Content starts
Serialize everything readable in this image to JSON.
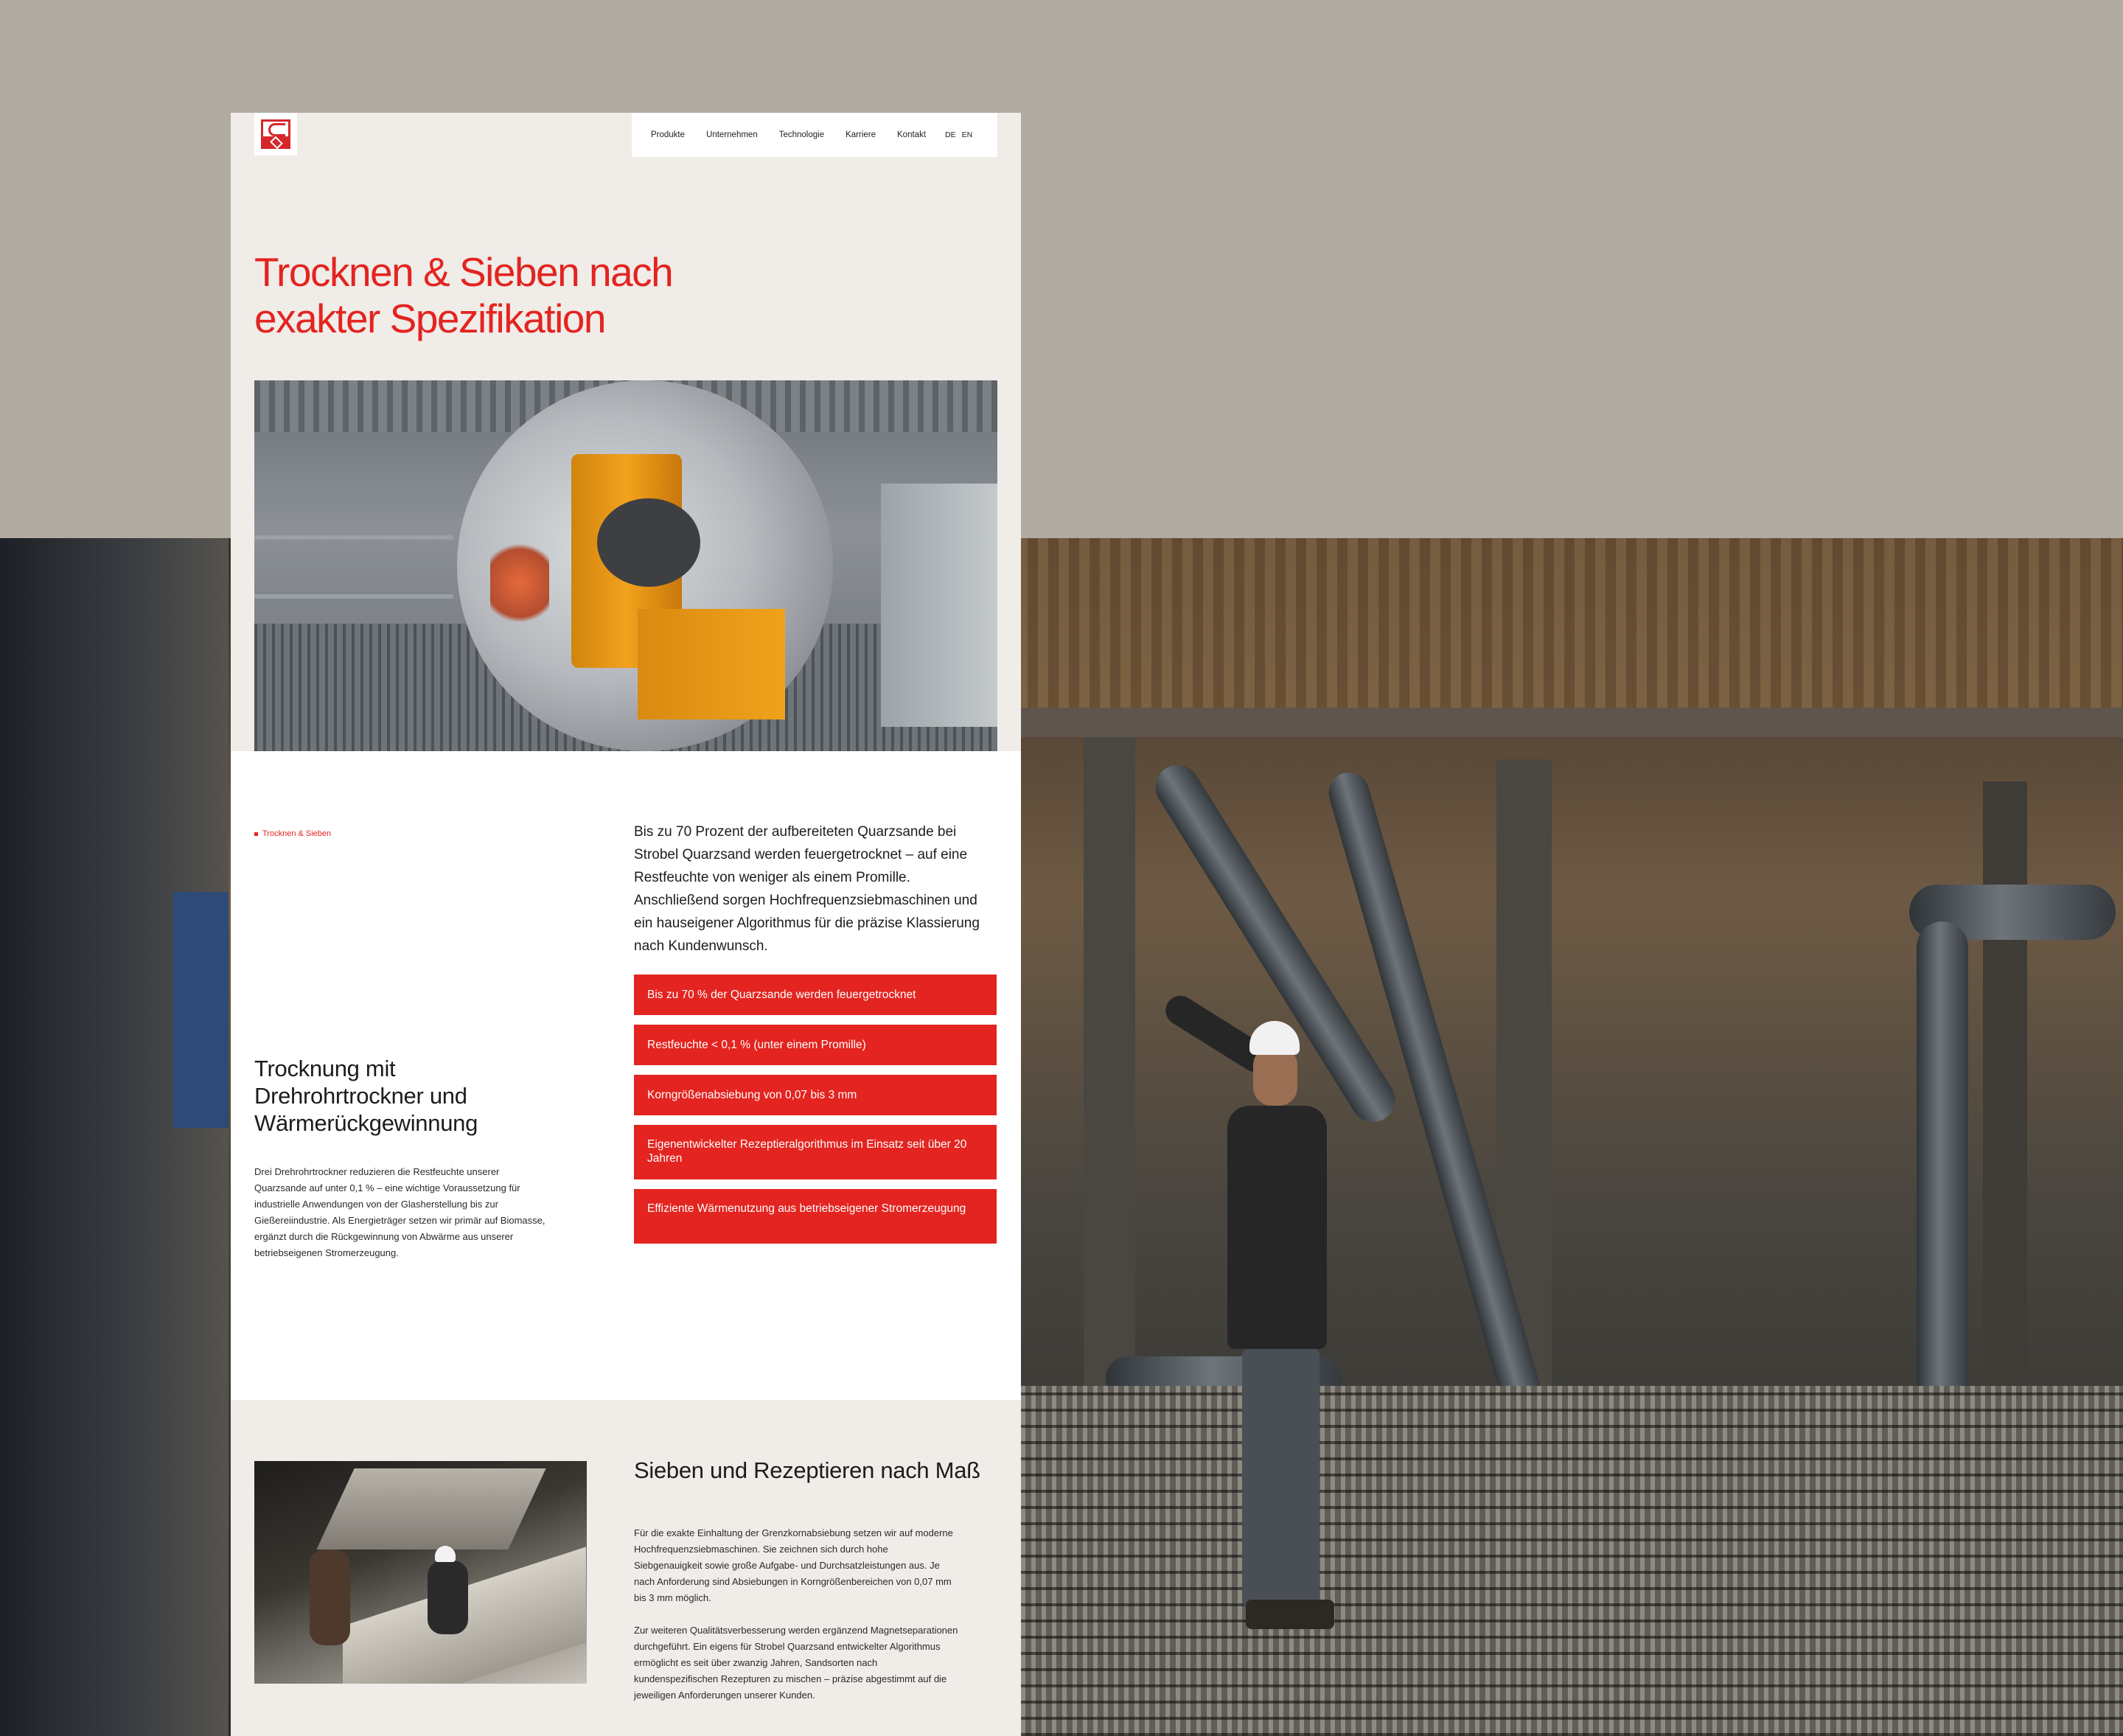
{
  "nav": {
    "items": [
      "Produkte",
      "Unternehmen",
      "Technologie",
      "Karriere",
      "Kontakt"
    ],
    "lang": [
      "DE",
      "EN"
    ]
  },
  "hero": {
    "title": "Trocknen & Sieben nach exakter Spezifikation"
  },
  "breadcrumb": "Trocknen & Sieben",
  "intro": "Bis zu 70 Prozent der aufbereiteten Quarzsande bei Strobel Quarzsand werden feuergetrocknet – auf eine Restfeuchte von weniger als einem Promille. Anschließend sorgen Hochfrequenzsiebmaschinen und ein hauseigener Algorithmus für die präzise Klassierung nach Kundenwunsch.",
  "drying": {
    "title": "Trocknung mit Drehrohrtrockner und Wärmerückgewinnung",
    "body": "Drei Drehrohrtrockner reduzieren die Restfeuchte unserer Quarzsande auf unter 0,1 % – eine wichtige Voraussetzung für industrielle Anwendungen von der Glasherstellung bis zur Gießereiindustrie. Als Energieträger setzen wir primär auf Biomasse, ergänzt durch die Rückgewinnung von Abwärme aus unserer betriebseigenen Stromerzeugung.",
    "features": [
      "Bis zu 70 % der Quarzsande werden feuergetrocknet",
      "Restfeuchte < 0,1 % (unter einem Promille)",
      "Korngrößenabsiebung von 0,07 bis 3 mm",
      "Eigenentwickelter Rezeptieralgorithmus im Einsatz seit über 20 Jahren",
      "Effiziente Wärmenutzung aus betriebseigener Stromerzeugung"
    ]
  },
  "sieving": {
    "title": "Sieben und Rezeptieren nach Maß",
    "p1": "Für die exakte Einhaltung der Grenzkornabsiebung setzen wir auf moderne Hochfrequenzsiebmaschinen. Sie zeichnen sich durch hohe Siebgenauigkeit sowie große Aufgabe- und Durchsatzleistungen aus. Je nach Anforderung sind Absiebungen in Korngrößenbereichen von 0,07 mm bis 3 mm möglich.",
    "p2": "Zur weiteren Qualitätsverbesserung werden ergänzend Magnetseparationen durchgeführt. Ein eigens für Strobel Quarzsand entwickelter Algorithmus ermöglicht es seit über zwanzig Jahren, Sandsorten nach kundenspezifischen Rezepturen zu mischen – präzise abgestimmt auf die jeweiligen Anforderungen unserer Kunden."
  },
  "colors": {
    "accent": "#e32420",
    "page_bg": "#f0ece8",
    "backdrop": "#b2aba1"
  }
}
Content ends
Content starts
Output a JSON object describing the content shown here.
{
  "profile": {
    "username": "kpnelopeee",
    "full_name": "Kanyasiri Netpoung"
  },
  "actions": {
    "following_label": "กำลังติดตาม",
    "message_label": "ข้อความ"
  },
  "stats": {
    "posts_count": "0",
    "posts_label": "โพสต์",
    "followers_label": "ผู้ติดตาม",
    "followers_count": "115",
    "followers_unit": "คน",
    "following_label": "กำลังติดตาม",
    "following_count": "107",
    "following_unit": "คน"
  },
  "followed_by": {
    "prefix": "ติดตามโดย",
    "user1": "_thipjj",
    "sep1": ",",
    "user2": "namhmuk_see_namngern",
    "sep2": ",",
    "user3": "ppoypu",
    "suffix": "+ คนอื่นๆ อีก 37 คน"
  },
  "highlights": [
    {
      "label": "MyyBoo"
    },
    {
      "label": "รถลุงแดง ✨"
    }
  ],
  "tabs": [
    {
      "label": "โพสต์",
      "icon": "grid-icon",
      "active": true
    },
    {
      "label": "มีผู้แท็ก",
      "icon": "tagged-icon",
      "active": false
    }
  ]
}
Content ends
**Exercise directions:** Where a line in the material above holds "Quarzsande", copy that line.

**The answer:**
  "intro": "Bis zu 70 Prozent der aufbereiteten Quarzsande bei Strobel Quarzsand werden feuergetrocknet – auf eine Restfeuchte von weniger als einem Promille. Anschließend sorgen Hochfrequenzsiebmaschinen und ein hauseigener Algorithmus für die präzise Klassierung nach Kundenwunsch.",
    "body": "Drei Drehrohrtrockner reduzieren die Restfeuchte unserer Quarzsande auf unter 0,1 % – eine wichtige Voraussetzung für industrielle Anwendungen von der Glasherstellung bis zur Gießereiindustrie. Als Energieträger setzen wir primär auf Biomasse, ergänzt durch die Rückgewinnung von Abwärme aus unserer betriebseigenen Stromerzeugung.",
      "Bis zu 70 % der Quarzsande werden feuergetrocknet",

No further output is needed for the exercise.